#### WHAT NEEDS TO BE DONE
Go through the material below and count the lines with the string "package"; the number is the whole answer.
● ● ●
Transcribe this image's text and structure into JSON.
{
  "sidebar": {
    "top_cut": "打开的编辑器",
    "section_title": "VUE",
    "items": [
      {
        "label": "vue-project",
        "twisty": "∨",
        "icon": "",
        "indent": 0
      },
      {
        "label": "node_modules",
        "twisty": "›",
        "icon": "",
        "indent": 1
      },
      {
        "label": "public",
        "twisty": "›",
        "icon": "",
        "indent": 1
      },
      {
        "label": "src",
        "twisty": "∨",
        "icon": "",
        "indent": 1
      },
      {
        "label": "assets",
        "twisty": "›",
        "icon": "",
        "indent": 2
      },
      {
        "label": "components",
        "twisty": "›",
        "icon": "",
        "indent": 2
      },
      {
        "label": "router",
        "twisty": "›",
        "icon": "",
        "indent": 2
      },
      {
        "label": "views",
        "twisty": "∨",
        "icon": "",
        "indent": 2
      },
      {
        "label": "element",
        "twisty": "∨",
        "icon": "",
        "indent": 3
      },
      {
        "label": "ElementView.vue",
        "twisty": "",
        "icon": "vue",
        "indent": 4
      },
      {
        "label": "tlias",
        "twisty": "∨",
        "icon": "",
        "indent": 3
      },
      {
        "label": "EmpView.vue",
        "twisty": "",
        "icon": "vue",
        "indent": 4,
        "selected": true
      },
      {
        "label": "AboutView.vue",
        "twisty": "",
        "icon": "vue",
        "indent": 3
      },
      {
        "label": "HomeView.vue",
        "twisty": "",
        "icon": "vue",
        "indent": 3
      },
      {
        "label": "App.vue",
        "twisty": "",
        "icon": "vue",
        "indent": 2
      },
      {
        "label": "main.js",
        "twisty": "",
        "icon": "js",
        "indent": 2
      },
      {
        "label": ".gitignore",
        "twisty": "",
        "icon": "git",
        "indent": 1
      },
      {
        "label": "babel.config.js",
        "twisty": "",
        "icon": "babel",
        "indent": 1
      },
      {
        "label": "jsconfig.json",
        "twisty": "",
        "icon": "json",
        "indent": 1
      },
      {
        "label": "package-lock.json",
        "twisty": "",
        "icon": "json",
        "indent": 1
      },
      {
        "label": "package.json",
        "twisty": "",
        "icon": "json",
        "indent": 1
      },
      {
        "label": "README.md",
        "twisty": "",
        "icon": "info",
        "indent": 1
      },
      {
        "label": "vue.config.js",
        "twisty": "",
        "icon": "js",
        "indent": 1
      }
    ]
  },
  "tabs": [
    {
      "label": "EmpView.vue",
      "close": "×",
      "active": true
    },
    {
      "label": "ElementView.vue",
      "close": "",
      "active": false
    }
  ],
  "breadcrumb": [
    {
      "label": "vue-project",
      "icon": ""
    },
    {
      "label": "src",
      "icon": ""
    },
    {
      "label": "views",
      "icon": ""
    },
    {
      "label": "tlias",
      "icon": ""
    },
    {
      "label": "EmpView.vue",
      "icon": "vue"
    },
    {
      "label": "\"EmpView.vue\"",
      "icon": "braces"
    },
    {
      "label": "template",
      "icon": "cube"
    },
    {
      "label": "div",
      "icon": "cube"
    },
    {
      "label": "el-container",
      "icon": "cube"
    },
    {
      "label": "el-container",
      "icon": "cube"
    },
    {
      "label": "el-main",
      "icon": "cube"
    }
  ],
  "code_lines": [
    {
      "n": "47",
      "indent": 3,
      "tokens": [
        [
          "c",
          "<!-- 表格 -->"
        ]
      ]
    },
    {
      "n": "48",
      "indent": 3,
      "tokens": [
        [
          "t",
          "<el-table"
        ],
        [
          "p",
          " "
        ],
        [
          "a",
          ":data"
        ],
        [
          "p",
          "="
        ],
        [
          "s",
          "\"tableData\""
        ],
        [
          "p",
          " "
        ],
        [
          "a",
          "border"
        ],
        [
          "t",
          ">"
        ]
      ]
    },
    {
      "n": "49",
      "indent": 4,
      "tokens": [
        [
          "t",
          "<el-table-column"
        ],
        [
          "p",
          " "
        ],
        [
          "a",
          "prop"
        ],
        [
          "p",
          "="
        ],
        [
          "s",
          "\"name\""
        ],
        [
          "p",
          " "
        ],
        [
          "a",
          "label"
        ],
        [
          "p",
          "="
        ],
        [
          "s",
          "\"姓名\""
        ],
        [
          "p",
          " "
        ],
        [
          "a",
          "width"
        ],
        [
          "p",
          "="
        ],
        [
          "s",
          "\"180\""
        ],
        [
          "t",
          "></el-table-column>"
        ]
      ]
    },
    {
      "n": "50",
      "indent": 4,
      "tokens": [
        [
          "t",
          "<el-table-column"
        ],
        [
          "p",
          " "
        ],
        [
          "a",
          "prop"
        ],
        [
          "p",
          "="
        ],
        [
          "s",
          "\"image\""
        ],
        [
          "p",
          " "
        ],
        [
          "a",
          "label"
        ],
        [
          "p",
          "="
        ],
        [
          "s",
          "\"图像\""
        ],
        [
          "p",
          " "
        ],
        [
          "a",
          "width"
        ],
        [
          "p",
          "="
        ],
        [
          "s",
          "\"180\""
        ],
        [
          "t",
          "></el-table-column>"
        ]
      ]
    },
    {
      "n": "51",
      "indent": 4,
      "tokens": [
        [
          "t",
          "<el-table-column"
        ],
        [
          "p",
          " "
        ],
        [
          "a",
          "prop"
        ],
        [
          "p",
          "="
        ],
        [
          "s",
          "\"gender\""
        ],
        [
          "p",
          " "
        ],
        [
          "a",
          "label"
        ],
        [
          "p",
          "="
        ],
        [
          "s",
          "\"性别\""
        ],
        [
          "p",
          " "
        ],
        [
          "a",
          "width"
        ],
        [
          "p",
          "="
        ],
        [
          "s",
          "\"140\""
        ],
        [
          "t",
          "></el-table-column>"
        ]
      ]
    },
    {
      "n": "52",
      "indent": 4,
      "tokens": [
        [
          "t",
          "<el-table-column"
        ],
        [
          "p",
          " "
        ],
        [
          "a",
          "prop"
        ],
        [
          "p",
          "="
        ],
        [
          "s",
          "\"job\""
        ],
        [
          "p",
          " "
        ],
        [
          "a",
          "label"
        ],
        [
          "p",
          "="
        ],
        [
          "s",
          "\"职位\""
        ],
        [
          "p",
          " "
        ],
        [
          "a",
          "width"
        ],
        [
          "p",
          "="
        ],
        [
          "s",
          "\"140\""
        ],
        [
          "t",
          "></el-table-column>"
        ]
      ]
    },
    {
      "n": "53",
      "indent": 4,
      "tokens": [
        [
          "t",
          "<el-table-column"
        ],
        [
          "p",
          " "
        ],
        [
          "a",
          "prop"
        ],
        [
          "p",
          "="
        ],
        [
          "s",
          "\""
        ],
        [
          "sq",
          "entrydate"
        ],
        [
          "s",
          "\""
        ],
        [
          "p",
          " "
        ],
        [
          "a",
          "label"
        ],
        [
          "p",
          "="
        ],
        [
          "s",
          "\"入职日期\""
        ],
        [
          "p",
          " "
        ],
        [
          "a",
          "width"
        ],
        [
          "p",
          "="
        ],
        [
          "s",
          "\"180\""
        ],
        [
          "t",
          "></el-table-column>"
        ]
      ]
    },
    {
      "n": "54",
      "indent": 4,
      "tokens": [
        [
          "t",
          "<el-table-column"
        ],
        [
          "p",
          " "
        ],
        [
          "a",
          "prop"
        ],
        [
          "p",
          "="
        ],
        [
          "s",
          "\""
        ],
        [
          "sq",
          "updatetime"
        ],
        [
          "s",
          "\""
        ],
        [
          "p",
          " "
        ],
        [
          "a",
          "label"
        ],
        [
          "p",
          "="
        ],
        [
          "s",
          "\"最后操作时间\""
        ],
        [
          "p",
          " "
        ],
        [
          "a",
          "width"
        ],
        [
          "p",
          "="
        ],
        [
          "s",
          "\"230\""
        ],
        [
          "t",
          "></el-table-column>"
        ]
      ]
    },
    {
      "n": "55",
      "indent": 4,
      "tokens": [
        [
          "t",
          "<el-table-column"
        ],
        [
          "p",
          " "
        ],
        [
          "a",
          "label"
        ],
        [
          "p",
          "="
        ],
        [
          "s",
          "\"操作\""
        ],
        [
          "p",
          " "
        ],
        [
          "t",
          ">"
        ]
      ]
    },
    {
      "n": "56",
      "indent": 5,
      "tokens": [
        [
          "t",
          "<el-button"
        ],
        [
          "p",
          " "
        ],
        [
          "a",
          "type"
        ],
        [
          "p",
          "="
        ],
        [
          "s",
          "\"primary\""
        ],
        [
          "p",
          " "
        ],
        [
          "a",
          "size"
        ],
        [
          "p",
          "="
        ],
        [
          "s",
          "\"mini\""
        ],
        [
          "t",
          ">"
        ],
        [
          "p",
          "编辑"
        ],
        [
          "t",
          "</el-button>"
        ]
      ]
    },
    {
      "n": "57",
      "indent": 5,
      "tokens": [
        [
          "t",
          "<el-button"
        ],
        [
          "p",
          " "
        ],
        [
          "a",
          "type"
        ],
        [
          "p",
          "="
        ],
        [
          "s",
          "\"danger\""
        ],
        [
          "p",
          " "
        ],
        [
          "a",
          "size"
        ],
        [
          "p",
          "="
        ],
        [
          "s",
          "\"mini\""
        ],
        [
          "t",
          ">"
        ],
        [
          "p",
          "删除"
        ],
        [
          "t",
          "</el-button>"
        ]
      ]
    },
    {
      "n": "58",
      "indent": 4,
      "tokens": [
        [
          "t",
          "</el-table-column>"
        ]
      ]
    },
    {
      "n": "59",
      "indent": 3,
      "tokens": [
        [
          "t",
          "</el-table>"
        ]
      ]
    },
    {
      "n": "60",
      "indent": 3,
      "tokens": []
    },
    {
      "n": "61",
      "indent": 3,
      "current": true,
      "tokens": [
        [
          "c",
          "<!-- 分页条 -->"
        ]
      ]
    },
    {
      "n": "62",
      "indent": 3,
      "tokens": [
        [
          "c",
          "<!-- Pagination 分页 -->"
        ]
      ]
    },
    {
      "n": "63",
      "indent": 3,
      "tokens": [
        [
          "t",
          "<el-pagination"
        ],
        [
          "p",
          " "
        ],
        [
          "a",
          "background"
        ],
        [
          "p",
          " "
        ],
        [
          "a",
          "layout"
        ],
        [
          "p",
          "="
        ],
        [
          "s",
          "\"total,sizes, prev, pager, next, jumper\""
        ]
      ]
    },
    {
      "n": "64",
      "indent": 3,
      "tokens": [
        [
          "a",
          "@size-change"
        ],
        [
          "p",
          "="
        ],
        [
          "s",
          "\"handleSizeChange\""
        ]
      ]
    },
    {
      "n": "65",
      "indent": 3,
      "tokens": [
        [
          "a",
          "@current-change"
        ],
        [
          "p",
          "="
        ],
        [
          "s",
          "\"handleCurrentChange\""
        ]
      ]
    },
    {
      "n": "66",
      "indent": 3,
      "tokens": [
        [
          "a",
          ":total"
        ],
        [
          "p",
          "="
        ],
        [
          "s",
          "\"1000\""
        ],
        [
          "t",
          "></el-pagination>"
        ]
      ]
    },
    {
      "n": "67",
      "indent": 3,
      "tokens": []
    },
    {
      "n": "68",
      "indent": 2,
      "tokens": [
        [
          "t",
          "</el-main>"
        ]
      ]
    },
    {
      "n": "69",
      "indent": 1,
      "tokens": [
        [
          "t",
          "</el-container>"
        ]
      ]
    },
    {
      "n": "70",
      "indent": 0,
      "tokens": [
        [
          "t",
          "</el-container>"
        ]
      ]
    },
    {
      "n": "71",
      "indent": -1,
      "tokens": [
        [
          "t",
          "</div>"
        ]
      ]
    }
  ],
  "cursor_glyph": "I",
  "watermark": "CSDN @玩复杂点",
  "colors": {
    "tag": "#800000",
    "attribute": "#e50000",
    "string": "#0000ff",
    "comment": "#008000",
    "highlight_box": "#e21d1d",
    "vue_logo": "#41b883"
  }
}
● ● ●
#### YOUR SOLUTION
2